Work through the entries that follow and state how many lines contain the word "TIRORA". Only the number is wanted.

*** Opening Data shown ***

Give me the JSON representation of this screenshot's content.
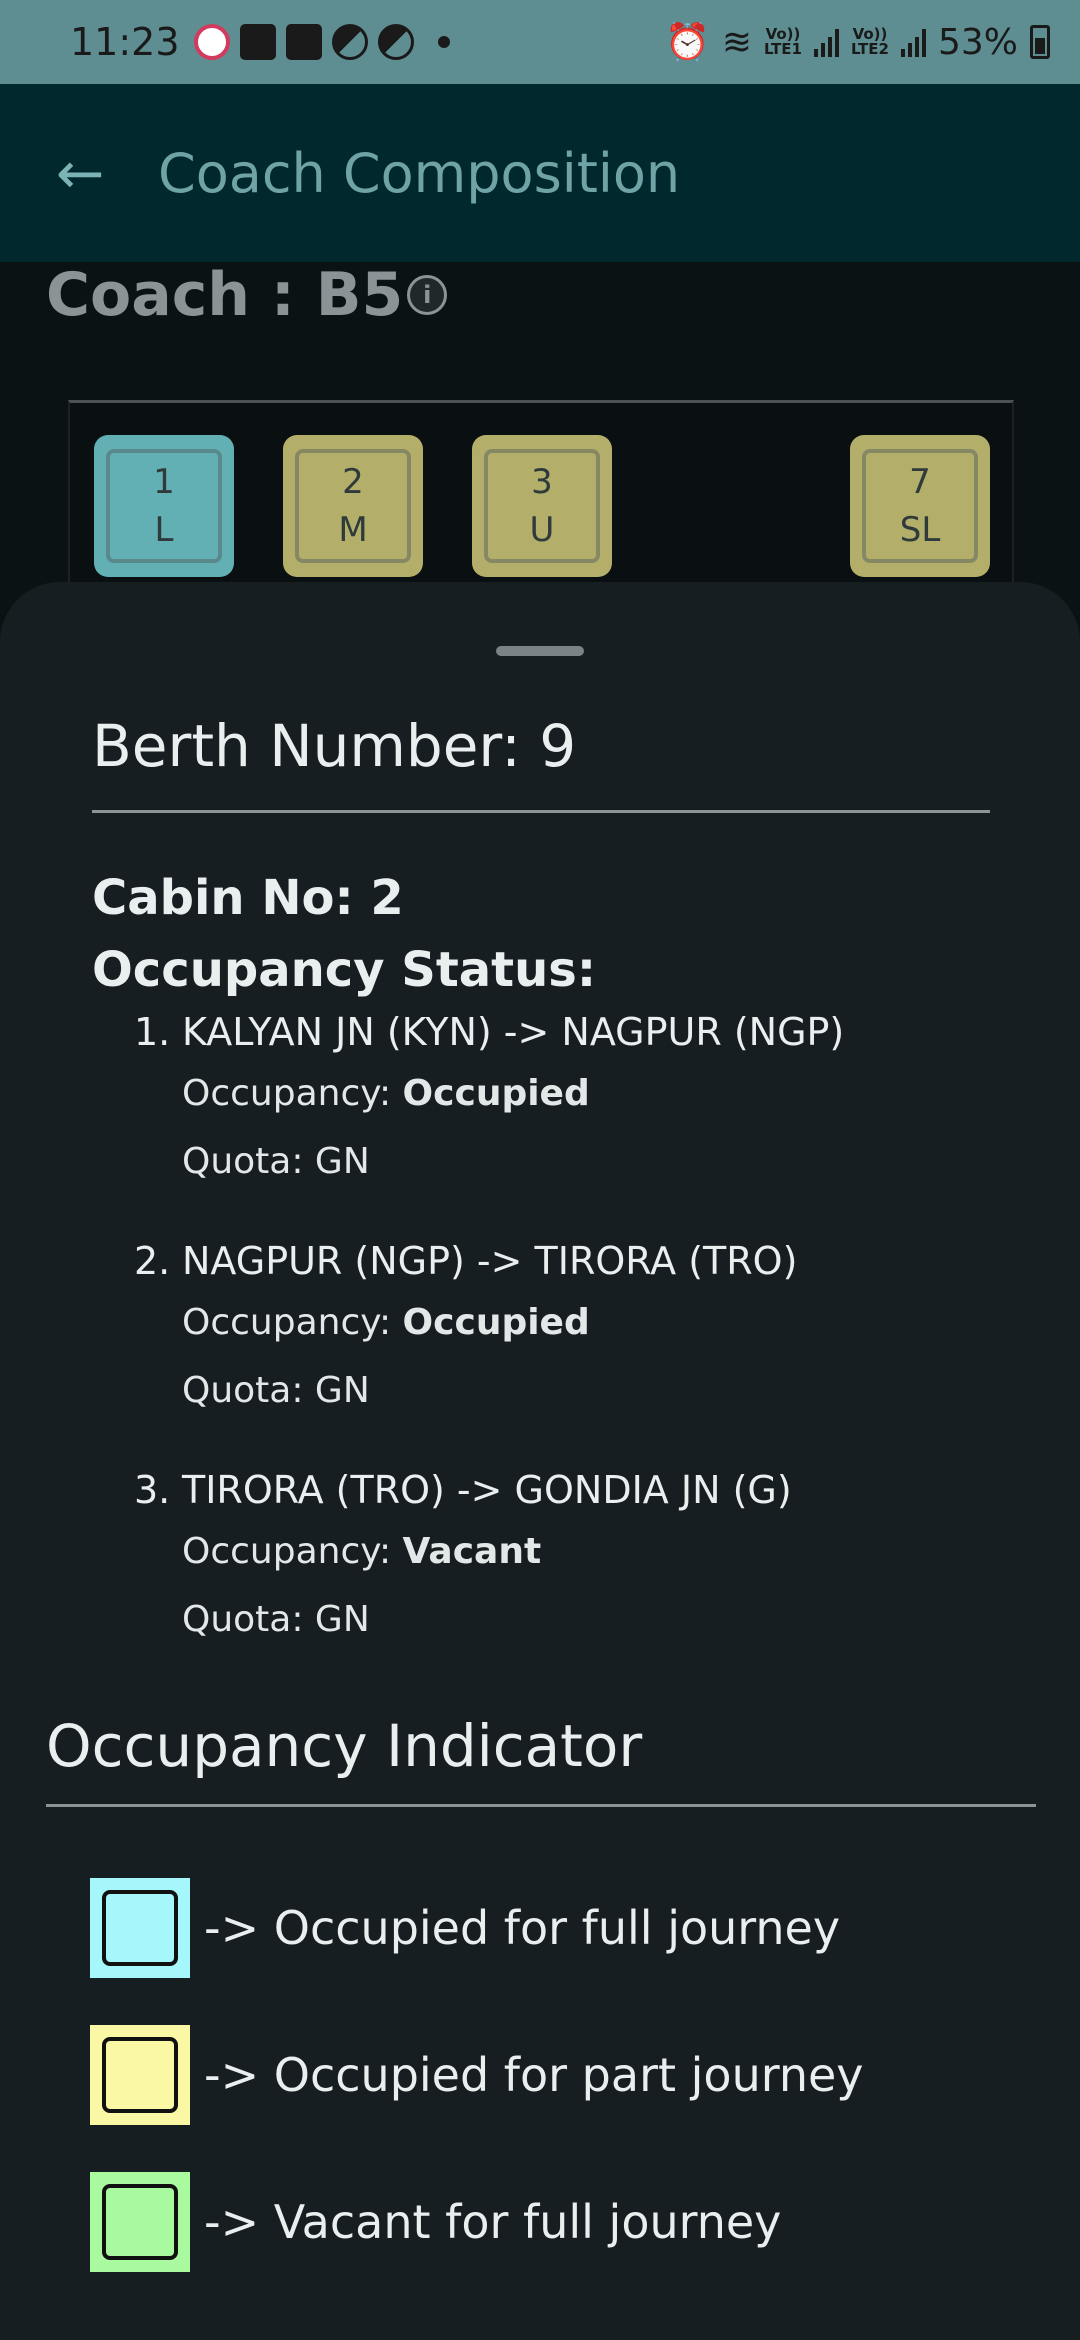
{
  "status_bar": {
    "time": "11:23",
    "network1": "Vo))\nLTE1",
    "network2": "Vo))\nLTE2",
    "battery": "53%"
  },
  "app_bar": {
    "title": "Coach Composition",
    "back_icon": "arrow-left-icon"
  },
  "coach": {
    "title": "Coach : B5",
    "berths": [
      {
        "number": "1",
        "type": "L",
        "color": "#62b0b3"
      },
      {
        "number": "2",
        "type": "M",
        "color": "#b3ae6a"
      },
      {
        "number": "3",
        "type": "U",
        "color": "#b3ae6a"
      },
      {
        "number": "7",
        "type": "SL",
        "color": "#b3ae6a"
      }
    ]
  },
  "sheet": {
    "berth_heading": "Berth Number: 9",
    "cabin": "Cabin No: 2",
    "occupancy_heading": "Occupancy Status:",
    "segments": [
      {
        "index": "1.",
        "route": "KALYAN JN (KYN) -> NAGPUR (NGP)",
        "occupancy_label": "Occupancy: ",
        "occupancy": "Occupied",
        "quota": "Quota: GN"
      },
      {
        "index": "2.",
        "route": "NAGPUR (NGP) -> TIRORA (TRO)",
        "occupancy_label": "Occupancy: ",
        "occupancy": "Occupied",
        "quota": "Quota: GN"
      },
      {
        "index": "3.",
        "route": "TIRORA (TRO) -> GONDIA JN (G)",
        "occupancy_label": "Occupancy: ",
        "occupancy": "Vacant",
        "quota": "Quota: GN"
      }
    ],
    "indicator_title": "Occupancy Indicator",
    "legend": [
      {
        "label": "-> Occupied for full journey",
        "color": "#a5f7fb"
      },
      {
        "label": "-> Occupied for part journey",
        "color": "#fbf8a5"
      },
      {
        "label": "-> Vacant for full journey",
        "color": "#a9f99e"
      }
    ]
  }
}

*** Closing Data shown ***

• _The answer_
2